The world has gotten used to gloomy news coming out of Japan. And recently, it hasn't been disappointed: New reports suggest that the Fukushima Daiichi nuclear power plant, which was stricken during last year's tsunami, may be sitting on top of an active geological fault line, further dimming the chances that it will ever resume operations. Japanese utilities are predicting massive power shortages this summer as the demand for electricity exceeds available supply by as much as 20 percent. Meanwhile, the central bank is meeting to discuss the country's worrisome inflation rates, and Europe's austerity measures have reduced the demand for Japanese exports.
But Japan, the world's third-largest economy and one of the wealthiest countries on Earth, still has more than a few strengths. And as Michael Auslin explains, the country is throwing off a 60-year tradition of pacifism to seize a new leadership role in the Asian-Pacific. "The transformation of Japan's security posture is slowly changing how the country interacts with the rest of the world," Auslin writes. "It is more capable, more experienced, and more willing to consider altering decades-old practices."

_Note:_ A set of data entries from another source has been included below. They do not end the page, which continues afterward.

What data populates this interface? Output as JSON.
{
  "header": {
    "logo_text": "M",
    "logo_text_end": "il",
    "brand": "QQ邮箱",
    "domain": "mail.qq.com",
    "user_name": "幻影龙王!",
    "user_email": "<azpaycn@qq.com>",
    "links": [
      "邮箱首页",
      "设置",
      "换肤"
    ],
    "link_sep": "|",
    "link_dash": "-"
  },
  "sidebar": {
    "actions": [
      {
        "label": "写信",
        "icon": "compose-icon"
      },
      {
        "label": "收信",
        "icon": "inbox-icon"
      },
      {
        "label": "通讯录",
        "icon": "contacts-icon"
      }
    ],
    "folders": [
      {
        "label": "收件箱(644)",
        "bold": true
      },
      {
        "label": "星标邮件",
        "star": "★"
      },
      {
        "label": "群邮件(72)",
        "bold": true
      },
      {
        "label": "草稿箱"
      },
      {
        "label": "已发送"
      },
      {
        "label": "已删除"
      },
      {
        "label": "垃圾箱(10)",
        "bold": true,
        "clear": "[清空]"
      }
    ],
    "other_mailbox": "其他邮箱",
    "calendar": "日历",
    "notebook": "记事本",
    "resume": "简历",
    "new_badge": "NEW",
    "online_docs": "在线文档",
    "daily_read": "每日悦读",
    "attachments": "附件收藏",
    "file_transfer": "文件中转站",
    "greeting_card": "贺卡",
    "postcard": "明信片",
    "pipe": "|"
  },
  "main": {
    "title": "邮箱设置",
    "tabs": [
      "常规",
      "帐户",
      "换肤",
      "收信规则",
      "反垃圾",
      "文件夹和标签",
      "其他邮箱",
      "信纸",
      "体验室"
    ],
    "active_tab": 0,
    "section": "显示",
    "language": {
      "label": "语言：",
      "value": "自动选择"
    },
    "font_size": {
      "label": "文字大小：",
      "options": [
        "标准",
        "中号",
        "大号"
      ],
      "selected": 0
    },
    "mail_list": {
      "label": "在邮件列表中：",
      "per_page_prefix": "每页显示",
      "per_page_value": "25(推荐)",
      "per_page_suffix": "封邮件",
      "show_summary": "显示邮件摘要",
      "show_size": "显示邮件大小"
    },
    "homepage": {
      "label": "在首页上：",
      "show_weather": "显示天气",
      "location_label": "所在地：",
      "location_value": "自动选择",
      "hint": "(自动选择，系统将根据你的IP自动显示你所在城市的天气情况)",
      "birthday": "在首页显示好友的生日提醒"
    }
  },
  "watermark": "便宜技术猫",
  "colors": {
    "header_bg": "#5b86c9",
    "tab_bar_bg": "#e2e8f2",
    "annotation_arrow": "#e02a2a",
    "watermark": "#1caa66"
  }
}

Here's a visual tour of a some of the many the things Japan's still got going for it. To start off, Japanese cultural traditions continue to be widely practiced. Above, two student sumo wrestlers carry crying babies stand beside a referee clad in a traditional costume during the "Baby-cry Sumo" competition at Sensoji temple in Tokyo on April 21. Many Japanese parents believe that babies who have been made to cry by sumo wrestlers grow up healthier. More than 100 babies under the age of one took part in the annual baby-crying contest.